Joyce Reilly has said that she has always known about the Holocaust. Indeed, as her life story attests, Joyce’s very life has been shaped by shadows of the Holocaust. Her most recent involvement grows out of her association with the Center for Holocaust/Genocide Study. In 1993, she moved to Chatham, New Jersey to care for her aging parents. On one of her shopping trips to King’s market in their behalf, she was–not surprisingly–drawn to a poster announcing a conference about the Holocaust to be held at Drew University and sponsored by the Center for Holocaust/Genocide Study. So it was that Joyce found the Center and the Center found her; clearly it was a match meant to beÑin other words, beshert.

A member of our Board of Associates since 2001, Joyce has brought her calming presence and special understanding of community to our group, along with her many gifts of wisdom, grace, compassion, spiritual harmony, and deep respect for all humanity. At the Center, we are deeply blessed to be advised by someone who “lives and works among those who create peace” and who joins us in working toward tikkun olam (repair of the world) in a post-Holocaust world still riddled with genocide and human rights abuses.
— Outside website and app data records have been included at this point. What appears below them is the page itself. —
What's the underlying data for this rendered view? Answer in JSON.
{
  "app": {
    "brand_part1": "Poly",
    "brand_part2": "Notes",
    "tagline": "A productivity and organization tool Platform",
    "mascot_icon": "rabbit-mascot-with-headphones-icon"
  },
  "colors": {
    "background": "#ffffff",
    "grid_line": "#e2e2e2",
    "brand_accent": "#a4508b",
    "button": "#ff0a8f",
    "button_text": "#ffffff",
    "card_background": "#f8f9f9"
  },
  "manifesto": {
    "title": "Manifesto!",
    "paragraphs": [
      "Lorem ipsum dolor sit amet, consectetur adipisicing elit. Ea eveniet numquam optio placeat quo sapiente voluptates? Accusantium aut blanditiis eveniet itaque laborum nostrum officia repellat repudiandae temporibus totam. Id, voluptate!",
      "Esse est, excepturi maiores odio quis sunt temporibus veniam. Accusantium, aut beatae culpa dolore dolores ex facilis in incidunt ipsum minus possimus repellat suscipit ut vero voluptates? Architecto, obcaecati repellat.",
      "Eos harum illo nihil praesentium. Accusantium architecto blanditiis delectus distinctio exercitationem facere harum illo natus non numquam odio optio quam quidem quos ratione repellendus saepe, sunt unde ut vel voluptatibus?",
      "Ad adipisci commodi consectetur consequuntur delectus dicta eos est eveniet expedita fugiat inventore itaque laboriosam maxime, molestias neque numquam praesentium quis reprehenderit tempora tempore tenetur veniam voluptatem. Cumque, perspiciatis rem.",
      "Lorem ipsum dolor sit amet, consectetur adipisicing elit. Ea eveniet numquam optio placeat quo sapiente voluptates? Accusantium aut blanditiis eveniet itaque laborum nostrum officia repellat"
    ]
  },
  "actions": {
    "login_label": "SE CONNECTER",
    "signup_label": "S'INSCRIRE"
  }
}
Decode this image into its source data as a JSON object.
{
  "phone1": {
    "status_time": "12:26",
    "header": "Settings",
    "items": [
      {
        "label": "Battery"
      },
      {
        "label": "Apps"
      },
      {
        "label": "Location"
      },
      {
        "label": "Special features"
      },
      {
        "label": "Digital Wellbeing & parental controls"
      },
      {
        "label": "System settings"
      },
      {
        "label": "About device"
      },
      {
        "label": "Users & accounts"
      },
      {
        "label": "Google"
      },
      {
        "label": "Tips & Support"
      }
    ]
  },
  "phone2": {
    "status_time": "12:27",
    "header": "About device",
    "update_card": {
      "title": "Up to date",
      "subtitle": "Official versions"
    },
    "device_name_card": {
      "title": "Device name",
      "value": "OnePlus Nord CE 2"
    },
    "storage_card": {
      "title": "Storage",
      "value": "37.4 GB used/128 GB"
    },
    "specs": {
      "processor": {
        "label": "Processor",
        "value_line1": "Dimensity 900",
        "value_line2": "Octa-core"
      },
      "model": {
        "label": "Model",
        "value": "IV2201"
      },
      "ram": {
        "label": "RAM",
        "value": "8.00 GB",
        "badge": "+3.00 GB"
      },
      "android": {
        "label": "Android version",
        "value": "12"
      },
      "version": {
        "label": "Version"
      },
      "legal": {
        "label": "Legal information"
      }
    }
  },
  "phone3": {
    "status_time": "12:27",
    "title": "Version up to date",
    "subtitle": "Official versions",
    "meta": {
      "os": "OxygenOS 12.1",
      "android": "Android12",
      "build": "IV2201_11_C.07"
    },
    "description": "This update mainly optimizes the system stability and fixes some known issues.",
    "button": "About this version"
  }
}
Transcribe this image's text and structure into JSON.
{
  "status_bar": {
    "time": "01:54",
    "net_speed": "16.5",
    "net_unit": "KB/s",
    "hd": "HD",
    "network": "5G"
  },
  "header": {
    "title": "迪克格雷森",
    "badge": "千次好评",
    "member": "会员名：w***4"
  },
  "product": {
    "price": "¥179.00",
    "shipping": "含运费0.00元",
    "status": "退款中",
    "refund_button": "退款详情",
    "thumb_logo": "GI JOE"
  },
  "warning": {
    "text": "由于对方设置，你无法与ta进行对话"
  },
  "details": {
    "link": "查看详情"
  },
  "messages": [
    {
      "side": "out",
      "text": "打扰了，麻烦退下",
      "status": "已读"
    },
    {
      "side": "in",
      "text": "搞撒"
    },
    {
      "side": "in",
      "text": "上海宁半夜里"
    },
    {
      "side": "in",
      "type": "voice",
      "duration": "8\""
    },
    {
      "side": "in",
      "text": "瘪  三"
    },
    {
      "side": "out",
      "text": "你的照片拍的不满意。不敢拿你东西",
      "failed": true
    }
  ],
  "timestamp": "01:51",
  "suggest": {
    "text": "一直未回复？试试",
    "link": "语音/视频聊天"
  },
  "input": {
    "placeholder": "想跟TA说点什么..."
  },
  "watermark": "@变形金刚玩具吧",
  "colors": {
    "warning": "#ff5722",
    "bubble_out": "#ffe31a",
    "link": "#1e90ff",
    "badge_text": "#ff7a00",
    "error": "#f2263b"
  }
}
Indeed, we are forever grateful that Joyce Reilly and the Center have joined in the common cause of repairing the world.

Joyce is an invaluable member of our team and we thank her from the bottom of our hearts for her many, many contributions.

Joyce, center rear, with Bosnians and her group of visiting "peacemakers," March 2004

Note: Several quotations in this piece are drawn from “An Emerging Culture: Rudolf Steiner’s Continuing Impact in the World” by Christopher Bamford and Erice Utne, a special publication of the Rudolf Steiner Foundation and “Utne Magazine” (pp. 24 and 26)